Preconception Pregnancy Baby Parenting Grandparents
home > topics > health & fitness
 

Health & Fitness

Chelsea at Crunch Gym

Forty Weeks of Fitness!

Chelsea, our pregnancy fitness expert, is a certified personal trainer at Crunch gym in San Francisco, California. She gave birth to her daughter, Madeira Re, in July 2006. Read more






Low Amniotic Fluid (Oligohydramnios)

(page 2 of 2)


Certain medical conditions

Certain maternal health conditions, such as chronic high blood pressure, preeclampsia, diabetes, and lupus, can cause your amniotic fluid levels to be low.

Carrying twins or multiples

If you are carrying twins or multiples, you are at an increased risk for low fluid levels. Oligohydramnios is common in the case of twin-to-twin transfusion syndrome in which one twin suffers from too little amniotic fluid while the other twin creates too much.

Carrying twins or multiples

If you are carrying twins or multiples, you are at an increased risk for low fluid levels. Oligohydramnios is common in the case of twin-to-twin transfusion syndrome in which one twin suffers from too little amniotic fluid while the other twin creates too much.

Fetal abnormalities

Low amniotic fluid levels in your first or second trimester may be caused by a fetal abnormality. For instance, if your baby's kidneys aren't developing properly or did not develop at all, or his urinary tract is blocked, your baby won't produce enough urine to maintain a healthy level of amniotic fluid.


Post Date Pregnancy

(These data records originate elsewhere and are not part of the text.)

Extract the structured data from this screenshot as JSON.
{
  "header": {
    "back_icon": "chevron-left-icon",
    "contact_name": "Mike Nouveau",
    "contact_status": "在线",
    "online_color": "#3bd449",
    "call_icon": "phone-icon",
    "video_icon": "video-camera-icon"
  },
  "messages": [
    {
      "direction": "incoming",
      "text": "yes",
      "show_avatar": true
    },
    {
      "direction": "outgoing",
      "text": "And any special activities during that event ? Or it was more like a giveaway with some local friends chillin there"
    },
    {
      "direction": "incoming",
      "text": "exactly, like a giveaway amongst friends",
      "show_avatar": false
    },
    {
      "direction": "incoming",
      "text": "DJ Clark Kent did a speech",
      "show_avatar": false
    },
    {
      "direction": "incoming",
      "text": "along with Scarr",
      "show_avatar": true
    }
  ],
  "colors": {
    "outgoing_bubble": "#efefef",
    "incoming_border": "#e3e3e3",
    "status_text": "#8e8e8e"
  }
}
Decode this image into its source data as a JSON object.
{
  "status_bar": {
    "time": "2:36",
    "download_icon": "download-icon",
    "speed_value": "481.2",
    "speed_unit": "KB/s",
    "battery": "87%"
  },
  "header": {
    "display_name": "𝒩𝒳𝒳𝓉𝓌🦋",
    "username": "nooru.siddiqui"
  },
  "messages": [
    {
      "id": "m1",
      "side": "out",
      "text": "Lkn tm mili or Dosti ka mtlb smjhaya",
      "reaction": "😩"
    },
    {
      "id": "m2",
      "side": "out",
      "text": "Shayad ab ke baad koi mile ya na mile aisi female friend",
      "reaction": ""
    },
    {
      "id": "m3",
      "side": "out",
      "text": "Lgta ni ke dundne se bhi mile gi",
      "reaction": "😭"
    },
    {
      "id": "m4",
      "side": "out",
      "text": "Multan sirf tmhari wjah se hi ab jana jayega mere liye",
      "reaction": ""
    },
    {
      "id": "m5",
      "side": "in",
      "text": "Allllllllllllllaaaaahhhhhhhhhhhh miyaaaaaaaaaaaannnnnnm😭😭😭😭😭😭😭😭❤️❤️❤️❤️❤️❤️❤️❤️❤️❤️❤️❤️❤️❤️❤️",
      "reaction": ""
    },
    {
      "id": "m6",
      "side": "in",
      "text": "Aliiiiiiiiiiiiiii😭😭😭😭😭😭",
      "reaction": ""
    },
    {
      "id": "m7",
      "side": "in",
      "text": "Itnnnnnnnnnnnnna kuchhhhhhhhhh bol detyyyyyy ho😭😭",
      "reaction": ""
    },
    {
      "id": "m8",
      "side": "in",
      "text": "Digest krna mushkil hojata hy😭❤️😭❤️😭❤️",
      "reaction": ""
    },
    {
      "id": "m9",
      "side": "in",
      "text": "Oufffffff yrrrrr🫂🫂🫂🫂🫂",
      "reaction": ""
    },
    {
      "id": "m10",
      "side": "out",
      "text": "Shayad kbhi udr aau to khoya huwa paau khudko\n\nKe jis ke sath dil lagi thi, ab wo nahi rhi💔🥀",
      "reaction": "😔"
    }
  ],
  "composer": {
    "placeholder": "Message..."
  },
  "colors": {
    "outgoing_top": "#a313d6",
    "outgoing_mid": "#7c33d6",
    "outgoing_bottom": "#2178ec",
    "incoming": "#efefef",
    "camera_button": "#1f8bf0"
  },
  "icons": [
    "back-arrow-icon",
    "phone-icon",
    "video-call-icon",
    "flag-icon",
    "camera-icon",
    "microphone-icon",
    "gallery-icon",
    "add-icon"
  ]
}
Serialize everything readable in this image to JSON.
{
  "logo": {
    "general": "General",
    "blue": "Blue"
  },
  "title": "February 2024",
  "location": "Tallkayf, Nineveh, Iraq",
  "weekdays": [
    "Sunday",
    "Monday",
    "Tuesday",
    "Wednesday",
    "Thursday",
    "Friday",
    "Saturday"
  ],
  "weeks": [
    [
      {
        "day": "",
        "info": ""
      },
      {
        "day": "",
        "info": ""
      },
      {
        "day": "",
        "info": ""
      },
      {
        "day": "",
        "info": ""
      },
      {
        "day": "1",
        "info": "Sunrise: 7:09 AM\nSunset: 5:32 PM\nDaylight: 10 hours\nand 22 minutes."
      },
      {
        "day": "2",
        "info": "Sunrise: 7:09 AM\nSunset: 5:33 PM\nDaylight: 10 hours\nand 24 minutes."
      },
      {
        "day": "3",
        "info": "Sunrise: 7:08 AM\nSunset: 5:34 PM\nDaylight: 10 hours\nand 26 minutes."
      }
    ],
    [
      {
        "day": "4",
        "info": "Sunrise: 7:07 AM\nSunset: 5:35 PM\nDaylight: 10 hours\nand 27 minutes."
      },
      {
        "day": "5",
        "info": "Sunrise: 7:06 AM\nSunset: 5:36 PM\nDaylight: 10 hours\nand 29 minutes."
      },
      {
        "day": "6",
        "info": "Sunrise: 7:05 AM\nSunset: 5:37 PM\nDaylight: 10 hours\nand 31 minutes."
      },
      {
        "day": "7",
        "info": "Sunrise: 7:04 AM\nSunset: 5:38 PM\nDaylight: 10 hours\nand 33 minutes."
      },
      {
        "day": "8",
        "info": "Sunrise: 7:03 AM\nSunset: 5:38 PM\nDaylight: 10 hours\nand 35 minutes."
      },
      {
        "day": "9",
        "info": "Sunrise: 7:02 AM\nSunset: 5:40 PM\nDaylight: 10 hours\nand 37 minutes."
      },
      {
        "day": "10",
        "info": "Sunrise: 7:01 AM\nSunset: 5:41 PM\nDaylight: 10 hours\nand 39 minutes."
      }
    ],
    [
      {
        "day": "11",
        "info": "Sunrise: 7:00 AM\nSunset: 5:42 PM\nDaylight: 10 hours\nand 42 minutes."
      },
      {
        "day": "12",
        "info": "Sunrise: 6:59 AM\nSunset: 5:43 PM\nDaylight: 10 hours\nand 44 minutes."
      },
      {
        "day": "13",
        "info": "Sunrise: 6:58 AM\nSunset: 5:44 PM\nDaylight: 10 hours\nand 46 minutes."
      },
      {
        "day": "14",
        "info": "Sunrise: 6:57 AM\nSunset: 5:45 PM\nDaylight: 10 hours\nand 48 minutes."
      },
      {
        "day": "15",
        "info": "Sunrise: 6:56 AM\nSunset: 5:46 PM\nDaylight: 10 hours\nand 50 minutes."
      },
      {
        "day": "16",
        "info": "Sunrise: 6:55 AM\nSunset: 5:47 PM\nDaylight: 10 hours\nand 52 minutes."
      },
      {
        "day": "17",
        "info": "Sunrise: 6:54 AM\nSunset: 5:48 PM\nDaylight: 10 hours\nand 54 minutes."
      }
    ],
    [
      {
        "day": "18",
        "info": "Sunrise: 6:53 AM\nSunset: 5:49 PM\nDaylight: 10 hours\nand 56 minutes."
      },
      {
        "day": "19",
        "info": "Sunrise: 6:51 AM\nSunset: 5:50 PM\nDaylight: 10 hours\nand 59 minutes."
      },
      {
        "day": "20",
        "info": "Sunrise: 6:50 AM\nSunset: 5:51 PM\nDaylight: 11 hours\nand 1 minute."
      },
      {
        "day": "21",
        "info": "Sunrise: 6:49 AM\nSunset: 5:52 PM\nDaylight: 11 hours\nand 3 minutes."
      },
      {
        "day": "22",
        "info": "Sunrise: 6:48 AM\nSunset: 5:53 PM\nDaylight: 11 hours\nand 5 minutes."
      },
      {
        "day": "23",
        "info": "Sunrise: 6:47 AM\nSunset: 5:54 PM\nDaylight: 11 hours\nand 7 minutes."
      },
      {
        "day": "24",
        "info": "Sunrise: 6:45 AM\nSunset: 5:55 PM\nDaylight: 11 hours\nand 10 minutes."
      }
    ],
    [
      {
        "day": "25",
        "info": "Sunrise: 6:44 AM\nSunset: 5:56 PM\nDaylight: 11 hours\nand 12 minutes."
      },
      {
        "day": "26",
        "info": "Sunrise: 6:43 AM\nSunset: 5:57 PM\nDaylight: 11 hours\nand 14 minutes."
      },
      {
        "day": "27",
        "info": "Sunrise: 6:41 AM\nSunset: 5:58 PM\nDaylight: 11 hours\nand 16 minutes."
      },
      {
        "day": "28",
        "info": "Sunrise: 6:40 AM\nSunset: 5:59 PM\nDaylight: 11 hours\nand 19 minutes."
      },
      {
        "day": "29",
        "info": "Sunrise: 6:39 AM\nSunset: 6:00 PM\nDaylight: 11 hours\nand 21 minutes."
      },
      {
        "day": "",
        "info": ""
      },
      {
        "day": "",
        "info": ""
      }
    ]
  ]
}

Doctors use various methods to measure amniotic fluid levels, but the most common test is an amniotic fluid index evaluation, or deep pocket measurement. Your doctor will measure the largest pockets of amniotic fluid in four different sections of your uterus and evaluate the combined measurements against the amniotic fluid index (AFI). A normal level for a woman in her third trimester is between 5 and 25 centimeters (cm). Oligohydramnios is suspected if an AFI shows a fluid level of less than 5 centimeters (or less than the 5th percentile), the absence of a single fluid pocket 2 to 3 cm in depth, or a fluid volume of less than 500mL at 32 to 36 weeks gestation. The treatment for oligohydramnios varies depending on gestational age. If you are not full tem yet, your doctor will monitor you and your fluid levels very closely and may perform tests such as non-stress and contraction stress tests to monitor your baby's activity. If you are close to full term, your doctor may recommend you be induced and deliver your baby early. Other treatments include:

  • Amnio-infusion during labor using an intrauterine catheter. This process injects fluid directly into the uterus to help cushion the umbilical cord during delivery and lower the chances of a cesarean delivery.

  • Injection of fluid prior to delivery through amniocentesis. Although oligohydramnios often returns soon after this procedure, it can help your doctor visualize the fetal anatomy and accurately determine fetal development.

  • Maternal re-hydration with oral fluids or IV fluids has shown to help increase amniotic fluid levels.

If you are diagnosed with oligohydramnios, it is important that you continue to eat well, drink lots of fluids (water is best), rest as much as possible, avoid smoking and report any signs of preterm labor to your health care provider right away.

<< Previous Page   1   2  

 

Popular Pages:

Pregnancy TV
Cord Banking Basics
Ultrasound-3D Images


Bookmark and Share

Home . Site Map . About Us . Disclaimer . Privacy



All information on PregnancyWeekly is for educational purposes only. The place to get medical advice, diagnoses, and treatment is your health care provider. If you have any concerns about your health or the health of your baby, consult with your health care provider at once. Use of this site is subject to the Disclaimer and Privacy Policy.

Copyright © 2000 - 2014 CBR Systems, Inc. All rights reserved.